### TASK TO COMPLETE:
Lines with the word "dataRi" are the answer; copy each of them from the data below.

### Website and app data records:
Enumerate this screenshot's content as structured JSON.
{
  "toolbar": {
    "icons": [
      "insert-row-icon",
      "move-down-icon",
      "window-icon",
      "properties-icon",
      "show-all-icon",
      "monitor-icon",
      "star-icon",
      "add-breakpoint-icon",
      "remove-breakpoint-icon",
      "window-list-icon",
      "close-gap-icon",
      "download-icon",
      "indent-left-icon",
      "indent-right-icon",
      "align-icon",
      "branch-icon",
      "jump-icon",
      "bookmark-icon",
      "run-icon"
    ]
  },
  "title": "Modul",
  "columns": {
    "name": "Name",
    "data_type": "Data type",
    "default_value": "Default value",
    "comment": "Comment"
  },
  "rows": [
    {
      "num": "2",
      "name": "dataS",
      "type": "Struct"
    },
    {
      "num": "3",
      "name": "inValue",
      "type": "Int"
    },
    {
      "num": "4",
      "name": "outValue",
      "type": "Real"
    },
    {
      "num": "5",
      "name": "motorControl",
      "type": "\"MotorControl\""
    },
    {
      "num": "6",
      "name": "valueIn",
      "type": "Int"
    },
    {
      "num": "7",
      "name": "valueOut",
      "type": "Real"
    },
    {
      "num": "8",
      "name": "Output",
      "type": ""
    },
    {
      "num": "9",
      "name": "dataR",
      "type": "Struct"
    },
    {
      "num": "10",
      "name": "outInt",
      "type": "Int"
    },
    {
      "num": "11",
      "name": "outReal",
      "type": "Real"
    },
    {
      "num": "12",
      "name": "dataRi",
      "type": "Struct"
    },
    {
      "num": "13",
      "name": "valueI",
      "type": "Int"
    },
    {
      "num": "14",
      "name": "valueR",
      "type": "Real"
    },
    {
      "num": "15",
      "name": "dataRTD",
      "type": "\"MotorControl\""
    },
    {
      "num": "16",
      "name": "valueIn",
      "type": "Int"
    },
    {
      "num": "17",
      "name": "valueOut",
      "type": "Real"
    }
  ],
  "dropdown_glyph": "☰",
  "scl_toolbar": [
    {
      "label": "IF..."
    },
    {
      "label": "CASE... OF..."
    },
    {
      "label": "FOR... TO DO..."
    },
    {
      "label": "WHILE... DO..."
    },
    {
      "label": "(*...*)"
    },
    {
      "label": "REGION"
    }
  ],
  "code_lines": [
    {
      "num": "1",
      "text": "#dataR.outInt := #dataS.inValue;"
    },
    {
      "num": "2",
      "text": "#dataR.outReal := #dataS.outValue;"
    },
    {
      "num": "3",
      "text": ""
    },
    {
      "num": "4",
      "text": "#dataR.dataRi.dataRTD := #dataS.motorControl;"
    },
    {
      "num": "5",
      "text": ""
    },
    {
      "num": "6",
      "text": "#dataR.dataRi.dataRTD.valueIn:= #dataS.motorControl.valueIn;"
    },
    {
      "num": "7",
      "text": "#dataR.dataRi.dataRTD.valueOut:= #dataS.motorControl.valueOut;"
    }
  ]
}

### RESPONSE:
      "name": "dataRi",
      "text": "#dataR.dataRi.dataRTD := #dataS.motorControl;"
      "text": "#dataR.dataRi.dataRTD.valueIn:= #dataS.motorControl.valueIn;"
      "text": "#dataR.dataRi.dataRTD.valueOut:= #dataS.motorControl.valueOut;"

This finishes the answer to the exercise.